— EXERCISE DATA —
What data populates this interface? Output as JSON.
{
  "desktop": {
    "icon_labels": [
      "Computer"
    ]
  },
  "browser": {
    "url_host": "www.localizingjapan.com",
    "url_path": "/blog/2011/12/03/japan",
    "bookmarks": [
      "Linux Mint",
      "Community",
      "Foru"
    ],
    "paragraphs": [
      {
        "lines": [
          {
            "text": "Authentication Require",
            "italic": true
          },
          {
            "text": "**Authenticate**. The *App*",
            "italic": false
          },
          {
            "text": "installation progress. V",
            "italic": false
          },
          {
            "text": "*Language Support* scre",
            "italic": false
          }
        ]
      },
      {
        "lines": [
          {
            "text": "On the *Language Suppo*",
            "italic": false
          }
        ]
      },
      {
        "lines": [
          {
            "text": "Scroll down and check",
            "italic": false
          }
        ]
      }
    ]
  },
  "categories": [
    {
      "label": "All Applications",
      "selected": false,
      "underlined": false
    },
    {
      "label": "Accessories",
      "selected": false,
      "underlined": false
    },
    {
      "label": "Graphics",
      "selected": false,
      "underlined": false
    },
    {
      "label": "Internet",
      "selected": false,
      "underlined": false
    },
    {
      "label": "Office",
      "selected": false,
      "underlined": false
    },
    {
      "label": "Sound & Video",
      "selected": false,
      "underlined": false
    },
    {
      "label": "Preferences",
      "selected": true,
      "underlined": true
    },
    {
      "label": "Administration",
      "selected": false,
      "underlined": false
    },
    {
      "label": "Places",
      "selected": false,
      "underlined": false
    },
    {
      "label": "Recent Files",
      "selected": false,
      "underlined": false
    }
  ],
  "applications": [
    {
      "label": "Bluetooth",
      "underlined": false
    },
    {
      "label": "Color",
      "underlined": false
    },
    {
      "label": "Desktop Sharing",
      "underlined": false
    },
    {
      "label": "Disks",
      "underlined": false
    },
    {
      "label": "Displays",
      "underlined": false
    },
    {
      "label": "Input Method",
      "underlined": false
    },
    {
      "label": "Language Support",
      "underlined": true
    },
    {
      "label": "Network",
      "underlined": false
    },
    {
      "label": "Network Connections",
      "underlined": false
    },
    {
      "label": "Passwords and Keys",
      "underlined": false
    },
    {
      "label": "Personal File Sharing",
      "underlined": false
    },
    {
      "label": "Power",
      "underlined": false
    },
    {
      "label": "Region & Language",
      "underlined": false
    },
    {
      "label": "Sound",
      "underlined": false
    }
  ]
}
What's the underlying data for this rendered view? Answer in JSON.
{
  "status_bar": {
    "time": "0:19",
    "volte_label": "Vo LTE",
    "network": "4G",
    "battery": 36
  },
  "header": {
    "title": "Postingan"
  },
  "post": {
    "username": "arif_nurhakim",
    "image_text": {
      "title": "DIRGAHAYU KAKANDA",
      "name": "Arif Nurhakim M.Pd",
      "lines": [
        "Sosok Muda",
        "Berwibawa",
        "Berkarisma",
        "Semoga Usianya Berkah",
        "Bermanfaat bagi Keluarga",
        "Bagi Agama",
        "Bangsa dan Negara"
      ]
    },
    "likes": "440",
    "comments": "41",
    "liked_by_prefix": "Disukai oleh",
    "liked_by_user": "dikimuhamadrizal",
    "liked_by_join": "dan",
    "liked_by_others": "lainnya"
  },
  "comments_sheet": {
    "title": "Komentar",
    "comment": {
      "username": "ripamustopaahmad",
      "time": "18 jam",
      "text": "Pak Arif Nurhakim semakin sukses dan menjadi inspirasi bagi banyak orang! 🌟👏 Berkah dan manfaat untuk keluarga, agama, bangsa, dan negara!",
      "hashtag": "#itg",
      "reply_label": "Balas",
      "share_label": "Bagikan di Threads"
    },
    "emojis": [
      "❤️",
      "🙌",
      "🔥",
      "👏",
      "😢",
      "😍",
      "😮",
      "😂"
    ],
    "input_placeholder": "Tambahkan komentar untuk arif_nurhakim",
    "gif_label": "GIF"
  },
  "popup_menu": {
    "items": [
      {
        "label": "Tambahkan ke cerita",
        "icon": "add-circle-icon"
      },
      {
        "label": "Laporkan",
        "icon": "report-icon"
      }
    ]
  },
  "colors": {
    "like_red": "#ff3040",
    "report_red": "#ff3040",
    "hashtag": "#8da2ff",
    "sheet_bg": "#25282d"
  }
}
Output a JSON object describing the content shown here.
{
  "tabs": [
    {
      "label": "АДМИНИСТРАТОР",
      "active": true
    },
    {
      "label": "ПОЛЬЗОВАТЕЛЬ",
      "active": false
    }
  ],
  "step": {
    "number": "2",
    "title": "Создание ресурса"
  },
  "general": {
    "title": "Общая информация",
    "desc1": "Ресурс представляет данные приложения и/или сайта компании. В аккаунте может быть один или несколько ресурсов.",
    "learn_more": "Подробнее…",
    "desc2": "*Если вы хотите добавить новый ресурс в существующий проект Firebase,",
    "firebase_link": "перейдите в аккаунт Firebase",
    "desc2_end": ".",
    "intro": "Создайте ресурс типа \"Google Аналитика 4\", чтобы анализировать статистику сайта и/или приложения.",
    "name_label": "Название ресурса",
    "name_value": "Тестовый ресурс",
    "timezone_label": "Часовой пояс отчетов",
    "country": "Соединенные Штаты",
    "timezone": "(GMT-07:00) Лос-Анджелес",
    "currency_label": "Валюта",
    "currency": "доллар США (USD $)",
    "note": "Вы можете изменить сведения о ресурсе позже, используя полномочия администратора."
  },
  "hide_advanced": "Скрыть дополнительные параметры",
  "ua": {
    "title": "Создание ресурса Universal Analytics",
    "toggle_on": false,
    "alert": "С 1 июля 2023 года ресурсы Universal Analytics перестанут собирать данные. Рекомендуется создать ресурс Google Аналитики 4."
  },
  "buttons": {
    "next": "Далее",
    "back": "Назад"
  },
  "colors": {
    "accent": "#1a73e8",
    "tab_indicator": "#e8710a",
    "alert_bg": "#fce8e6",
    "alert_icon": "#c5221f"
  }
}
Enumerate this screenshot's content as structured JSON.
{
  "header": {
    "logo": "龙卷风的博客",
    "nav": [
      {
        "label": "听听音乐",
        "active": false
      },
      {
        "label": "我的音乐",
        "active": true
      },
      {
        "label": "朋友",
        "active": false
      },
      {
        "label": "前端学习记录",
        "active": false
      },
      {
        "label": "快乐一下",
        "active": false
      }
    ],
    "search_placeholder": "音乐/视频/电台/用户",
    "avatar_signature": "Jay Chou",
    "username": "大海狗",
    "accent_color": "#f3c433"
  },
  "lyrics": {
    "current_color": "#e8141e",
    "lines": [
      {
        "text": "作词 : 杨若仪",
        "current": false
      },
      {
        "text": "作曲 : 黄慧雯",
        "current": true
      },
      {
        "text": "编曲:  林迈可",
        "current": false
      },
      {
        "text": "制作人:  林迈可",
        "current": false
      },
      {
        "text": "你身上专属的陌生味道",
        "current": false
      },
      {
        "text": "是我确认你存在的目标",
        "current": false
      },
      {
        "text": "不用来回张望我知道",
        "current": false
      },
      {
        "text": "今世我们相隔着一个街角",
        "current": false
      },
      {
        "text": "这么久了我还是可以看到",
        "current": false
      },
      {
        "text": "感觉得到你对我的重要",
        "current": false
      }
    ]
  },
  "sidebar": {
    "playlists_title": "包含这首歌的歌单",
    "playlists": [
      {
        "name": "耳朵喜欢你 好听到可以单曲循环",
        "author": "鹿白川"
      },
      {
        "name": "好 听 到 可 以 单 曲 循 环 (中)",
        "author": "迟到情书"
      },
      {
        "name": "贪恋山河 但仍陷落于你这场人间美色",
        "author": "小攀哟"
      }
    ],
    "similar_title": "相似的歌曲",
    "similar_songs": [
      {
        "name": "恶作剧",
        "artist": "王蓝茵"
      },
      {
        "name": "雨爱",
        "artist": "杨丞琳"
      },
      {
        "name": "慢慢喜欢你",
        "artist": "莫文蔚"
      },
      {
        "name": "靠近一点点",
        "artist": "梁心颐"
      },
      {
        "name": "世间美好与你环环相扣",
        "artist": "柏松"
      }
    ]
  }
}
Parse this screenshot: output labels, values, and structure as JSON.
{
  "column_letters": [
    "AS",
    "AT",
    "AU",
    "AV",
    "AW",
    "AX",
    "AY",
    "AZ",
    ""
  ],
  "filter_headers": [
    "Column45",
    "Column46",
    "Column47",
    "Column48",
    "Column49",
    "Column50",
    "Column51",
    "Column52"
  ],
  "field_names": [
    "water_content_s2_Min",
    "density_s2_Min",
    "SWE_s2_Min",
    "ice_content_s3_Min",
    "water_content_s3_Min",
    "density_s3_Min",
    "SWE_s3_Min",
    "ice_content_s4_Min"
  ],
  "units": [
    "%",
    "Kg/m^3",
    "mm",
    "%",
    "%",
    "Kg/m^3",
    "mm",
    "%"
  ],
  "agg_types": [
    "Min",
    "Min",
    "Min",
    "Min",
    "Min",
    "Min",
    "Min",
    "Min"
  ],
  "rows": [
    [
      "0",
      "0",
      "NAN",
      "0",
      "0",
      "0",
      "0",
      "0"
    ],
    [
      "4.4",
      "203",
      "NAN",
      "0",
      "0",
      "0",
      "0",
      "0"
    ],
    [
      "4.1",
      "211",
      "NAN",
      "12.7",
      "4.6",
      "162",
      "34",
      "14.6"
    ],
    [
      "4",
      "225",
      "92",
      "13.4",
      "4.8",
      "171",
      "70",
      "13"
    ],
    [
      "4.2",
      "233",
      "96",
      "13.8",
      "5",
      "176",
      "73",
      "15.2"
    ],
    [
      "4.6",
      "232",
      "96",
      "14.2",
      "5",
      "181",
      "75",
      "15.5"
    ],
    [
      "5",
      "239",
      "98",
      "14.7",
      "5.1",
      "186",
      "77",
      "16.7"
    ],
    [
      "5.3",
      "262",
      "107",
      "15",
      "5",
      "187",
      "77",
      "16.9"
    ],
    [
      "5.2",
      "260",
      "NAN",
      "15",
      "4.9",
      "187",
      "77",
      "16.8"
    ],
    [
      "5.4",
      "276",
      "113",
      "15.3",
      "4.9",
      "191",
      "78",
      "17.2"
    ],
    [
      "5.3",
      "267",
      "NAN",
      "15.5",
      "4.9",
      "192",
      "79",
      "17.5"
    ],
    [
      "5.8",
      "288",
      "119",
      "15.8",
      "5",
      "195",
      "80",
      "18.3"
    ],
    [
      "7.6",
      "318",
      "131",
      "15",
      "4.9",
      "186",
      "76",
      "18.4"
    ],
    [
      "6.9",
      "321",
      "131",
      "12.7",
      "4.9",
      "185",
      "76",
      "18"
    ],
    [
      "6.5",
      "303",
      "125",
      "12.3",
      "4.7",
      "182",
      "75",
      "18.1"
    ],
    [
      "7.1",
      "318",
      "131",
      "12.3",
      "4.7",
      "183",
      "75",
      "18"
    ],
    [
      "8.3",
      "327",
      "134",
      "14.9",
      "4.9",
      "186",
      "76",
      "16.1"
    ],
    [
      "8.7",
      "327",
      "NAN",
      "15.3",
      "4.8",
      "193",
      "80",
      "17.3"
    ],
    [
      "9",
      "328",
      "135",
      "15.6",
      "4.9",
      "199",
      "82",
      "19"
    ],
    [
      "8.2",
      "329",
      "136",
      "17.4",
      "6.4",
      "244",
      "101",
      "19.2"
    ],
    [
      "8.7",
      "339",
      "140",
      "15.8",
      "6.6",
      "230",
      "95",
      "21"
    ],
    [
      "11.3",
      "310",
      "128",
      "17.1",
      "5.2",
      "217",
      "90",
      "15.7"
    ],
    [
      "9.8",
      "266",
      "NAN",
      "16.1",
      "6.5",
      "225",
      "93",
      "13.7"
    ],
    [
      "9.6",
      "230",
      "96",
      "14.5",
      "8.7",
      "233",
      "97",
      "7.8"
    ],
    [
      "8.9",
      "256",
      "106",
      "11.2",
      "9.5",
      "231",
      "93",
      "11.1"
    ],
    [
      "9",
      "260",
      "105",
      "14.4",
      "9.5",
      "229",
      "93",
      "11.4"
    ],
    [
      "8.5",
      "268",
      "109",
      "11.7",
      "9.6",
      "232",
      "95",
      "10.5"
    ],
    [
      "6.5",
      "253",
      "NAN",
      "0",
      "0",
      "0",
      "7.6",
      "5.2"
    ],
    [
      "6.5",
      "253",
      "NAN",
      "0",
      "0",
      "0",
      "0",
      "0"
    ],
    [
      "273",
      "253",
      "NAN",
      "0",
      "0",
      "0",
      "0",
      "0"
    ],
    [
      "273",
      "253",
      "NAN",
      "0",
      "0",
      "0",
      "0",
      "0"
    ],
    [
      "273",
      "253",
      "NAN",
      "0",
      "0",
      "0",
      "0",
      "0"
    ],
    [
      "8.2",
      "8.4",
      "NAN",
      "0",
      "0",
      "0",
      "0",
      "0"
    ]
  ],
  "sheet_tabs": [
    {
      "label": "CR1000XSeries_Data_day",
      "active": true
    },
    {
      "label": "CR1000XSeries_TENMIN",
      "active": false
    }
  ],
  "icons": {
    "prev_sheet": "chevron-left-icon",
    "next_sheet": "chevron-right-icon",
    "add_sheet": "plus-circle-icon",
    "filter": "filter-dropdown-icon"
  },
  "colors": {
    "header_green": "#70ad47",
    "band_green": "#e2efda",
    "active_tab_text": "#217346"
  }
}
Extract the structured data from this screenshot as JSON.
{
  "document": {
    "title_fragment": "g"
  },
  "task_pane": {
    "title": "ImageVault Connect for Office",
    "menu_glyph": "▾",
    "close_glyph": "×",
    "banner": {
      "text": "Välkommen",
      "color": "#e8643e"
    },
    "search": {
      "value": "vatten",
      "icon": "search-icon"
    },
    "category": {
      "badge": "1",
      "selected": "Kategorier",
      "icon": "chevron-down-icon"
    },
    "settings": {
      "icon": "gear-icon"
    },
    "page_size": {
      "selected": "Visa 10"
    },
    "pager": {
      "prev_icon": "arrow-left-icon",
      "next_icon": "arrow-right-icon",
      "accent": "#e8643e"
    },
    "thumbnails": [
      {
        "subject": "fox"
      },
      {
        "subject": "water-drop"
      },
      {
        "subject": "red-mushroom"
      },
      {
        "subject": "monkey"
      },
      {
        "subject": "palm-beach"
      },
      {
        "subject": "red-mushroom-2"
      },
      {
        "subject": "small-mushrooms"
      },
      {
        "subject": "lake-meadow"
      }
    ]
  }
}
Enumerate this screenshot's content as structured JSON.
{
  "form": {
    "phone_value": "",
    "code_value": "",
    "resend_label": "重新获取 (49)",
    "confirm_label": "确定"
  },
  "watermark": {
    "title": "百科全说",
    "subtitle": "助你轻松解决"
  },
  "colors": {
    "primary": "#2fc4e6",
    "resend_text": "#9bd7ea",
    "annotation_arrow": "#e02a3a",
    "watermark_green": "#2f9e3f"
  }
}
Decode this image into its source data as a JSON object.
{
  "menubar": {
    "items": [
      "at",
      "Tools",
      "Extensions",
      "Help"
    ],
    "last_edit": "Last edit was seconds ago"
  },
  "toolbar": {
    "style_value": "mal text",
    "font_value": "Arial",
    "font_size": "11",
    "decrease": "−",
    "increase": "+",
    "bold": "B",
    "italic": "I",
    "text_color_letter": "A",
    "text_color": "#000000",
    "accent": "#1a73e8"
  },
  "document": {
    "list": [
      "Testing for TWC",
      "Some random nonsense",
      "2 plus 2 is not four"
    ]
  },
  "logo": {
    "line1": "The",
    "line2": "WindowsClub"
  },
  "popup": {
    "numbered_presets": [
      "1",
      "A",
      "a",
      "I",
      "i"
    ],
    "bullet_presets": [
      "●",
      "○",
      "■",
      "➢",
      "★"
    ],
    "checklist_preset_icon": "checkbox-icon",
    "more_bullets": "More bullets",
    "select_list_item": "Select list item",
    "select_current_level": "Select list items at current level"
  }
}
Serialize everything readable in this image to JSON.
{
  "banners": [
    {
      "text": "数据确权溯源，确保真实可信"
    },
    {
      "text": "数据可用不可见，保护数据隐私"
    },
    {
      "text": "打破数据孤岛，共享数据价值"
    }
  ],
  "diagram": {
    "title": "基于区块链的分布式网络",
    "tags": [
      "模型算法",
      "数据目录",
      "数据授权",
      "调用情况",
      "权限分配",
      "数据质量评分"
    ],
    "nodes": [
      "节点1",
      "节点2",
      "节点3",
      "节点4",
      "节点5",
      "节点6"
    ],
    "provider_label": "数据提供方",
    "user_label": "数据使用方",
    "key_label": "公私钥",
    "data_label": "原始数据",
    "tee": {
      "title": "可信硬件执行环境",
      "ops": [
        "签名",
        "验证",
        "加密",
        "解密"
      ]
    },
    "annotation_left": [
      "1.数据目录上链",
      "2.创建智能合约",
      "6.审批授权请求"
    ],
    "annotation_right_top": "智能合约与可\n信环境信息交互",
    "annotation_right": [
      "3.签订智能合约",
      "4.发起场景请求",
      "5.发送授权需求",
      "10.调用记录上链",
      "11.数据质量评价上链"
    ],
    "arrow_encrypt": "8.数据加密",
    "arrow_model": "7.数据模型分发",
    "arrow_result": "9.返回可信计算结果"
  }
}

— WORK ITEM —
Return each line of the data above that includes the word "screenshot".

— SOLUTION BELOW —
Enumerate this screenshot's content as structured JSON.
Parse this screenshot: output labels, values, and structure as JSON.
Extract the structured data from this screenshot as JSON.
Enumerate this screenshot's content as structured JSON.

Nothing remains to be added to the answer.